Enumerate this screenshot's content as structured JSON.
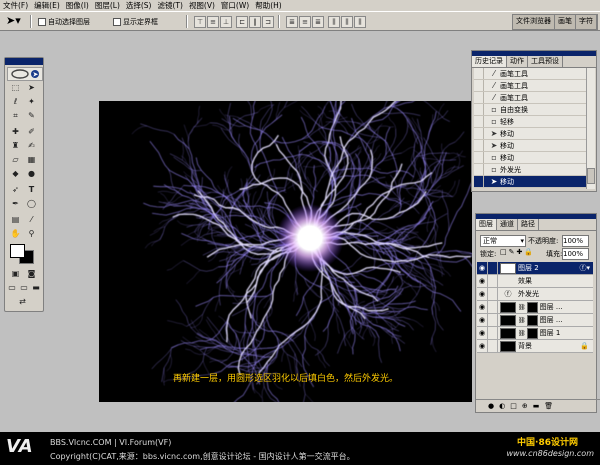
{
  "menu": [
    "文件(F)",
    "编辑(E)",
    "图像(I)",
    "图层(L)",
    "选择(S)",
    "滤镜(T)",
    "视图(V)",
    "窗口(W)",
    "帮助(H)"
  ],
  "options": {
    "auto_select": "自动选择图层",
    "show_bbox": "显示定界框"
  },
  "well_tabs": [
    "文件浏览器",
    "画笔",
    "字符"
  ],
  "history": {
    "tabs": [
      "历史记录",
      "动作",
      "工具预设"
    ],
    "items": [
      {
        "icon": "brush",
        "label": "画笔工具"
      },
      {
        "icon": "brush",
        "label": "画笔工具"
      },
      {
        "icon": "brush",
        "label": "画笔工具"
      },
      {
        "icon": "doc",
        "label": "自由变换"
      },
      {
        "icon": "doc",
        "label": "轻移"
      },
      {
        "icon": "move",
        "label": "移动"
      },
      {
        "icon": "move",
        "label": "移动"
      },
      {
        "icon": "doc",
        "label": "移动"
      },
      {
        "icon": "doc",
        "label": "外发光"
      },
      {
        "icon": "move",
        "label": "移动"
      }
    ]
  },
  "layers": {
    "tabs": [
      "图层",
      "通道",
      "路径"
    ],
    "blend_mode": "正常",
    "opacity_label": "不透明度:",
    "opacity": "100%",
    "lock_label": "锁定:",
    "fill_label": "填充:",
    "fill": "100%",
    "rows": [
      {
        "name": "图层 2",
        "type": "active"
      },
      {
        "name": "效果",
        "type": "effect-head"
      },
      {
        "name": "外发光",
        "type": "effect"
      },
      {
        "name": "图层 ...",
        "type": "masked"
      },
      {
        "name": "图层 ...",
        "type": "masked"
      },
      {
        "name": "图层 1",
        "type": "masked"
      },
      {
        "name": "背景",
        "type": "background"
      }
    ]
  },
  "canvas": {
    "caption": "再新建一层，用圆形选区羽化以后填白色，然后外发光。"
  },
  "footer": {
    "site": "BBS.VIcnc.COM",
    "forum": "VI.Forum(VF)",
    "copyright": "Copyright(C)CAT,来源：bbs.vicnc.com,创意设计论坛 - 国内设计人第一交流平台。",
    "logo_text": "VA",
    "brand": "中国·86设计网",
    "brand_url": "www.cn86design.com"
  },
  "colors": {
    "title_bar": "#0a246a",
    "chrome": "#d4d0c8",
    "caption": "#ffcc00",
    "brand": "#ffcc00"
  }
}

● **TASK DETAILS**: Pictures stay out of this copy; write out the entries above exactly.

● **SOLUTION TO THIS TASK**:
Enumerate this screenshot's content as structured JSON.
{
  "menu": [
    "文件(F)",
    "编辑(E)",
    "图像(I)",
    "图层(L)",
    "选择(S)",
    "滤镜(T)",
    "视图(V)",
    "窗口(W)",
    "帮助(H)"
  ],
  "options": {
    "auto_select": "自动选择图层",
    "show_bbox": "显示定界框"
  },
  "well_tabs": [
    "文件浏览器",
    "画笔",
    "字符"
  ],
  "history": {
    "tabs": [
      "历史记录",
      "动作",
      "工具预设"
    ],
    "items": [
      {
        "icon": "brush",
        "label": "画笔工具"
      },
      {
        "icon": "brush",
        "label": "画笔工具"
      },
      {
        "icon": "brush",
        "label": "画笔工具"
      },
      {
        "icon": "doc",
        "label": "自由变换"
      },
      {
        "icon": "doc",
        "label": "轻移"
      },
      {
        "icon": "move",
        "label": "移动"
      },
      {
        "icon": "move",
        "label": "移动"
      },
      {
        "icon": "doc",
        "label": "移动"
      },
      {
        "icon": "doc",
        "label": "外发光"
      },
      {
        "icon": "move",
        "label": "移动"
      }
    ]
  },
  "layers": {
    "tabs": [
      "图层",
      "通道",
      "路径"
    ],
    "blend_mode": "正常",
    "opacity_label": "不透明度:",
    "opacity": "100%",
    "lock_label": "锁定:",
    "fill_label": "填充:",
    "fill": "100%",
    "rows": [
      {
        "name": "图层 2",
        "type": "active"
      },
      {
        "name": "效果",
        "type": "effect-head"
      },
      {
        "name": "外发光",
        "type": "effect"
      },
      {
        "name": "图层 ...",
        "type": "masked"
      },
      {
        "name": "图层 ...",
        "type": "masked"
      },
      {
        "name": "图层 1",
        "type": "masked"
      },
      {
        "name": "背景",
        "type": "background"
      }
    ]
  },
  "canvas": {
    "caption": "再新建一层，用圆形选区羽化以后填白色，然后外发光。"
  },
  "footer": {
    "site": "BBS.VIcnc.COM",
    "forum": "VI.Forum(VF)",
    "copyright": "Copyright(C)CAT,来源：bbs.vicnc.com,创意设计论坛 - 国内设计人第一交流平台。",
    "logo_text": "VA",
    "brand": "中国·86设计网",
    "brand_url": "www.cn86design.com"
  },
  "colors": {
    "title_bar": "#0a246a",
    "chrome": "#d4d0c8",
    "caption": "#ffcc00",
    "brand": "#ffcc00"
  }
}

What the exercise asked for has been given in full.